NASA has been working for some time on prototypes to bring astronauts back to the Moon, as well as to develop increasingly sophisticated robots for exploring the lunar or Martian soil.

Materials play a very important role in creating new solutions to address the various technical problems that arise in these extreme situations.


Heat shield

heat shield NASA Orion min

Orion reentry module heat shield – Courtesy: NASA

The heat shield is one of the most critical elements: it protects the capsule, and the astronauts inside it, from temperatures of nearly 5,000° F, about half that of the Sun, experienced during reentry into the Earth’s atmosphere.

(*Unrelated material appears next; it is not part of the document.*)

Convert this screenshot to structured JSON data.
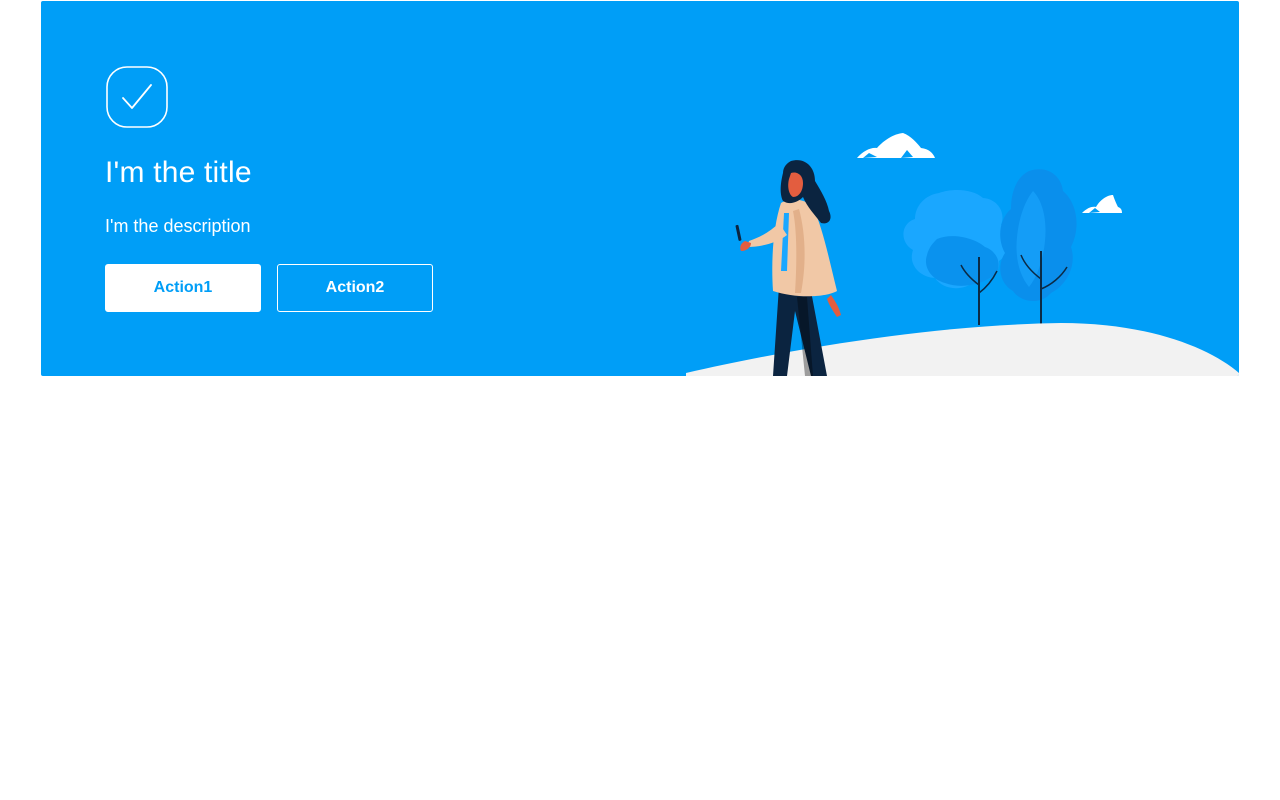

Orion, NASA’s re-entry module, uses an ablative material called AVCOAT, manufactured at the agency’s Michoud Assembly Facility in New Orleans. The slabs are machined in 186 smaller blocks before being applied by the technicians to the underlying skeleton, in titanium with a carbon fiber “skin”.

SpaceX instead uses aluminum-lithium and carbon fiber to make hexagonal plates, a shape that – said Elon Musk – contributes to the dispersion of temperature between the plates.


heat shield SpaceX minImage curtesy: NASA – SpaceX

Wheels in nickel-titanium alloy

superelastic tire1 minImage curtesy: NASA – SpaceX

It’s called Superelastic Tire and it’s a non-pneumatic tire developed by NASA’s Glenn Research Center for missions to the Moon and Mars. This technology represents the latest evolution of Spring Tire, invented by NASA Glenn and Goodyear and inspired by Apollo moon tires. The new use of shape memory alloys capable of undergoing heavy stress as load-bearing components, instead of typical elastic materials, results in a tire capable of withstanding very high deformation without permanent damage.



Carbon fiber blades for Ingenuity

Ingenuity minImage curtesy: NASA

It will be the first helicopter to fly on Mars, a planet with an atmosphere that is less than 1/100 dense than Earth’s.

Ingenuity features four specially made carbon fiber blades, arranged in two rotors that rotate in opposite directions at around 2,400 rpm, many times faster than a passenger helicopter on Earth. It also features solar cells, batteries and other innovative components.


ingenuity photo minImage curtesy: NASA

Source: https://www.nasaspaceflight.com/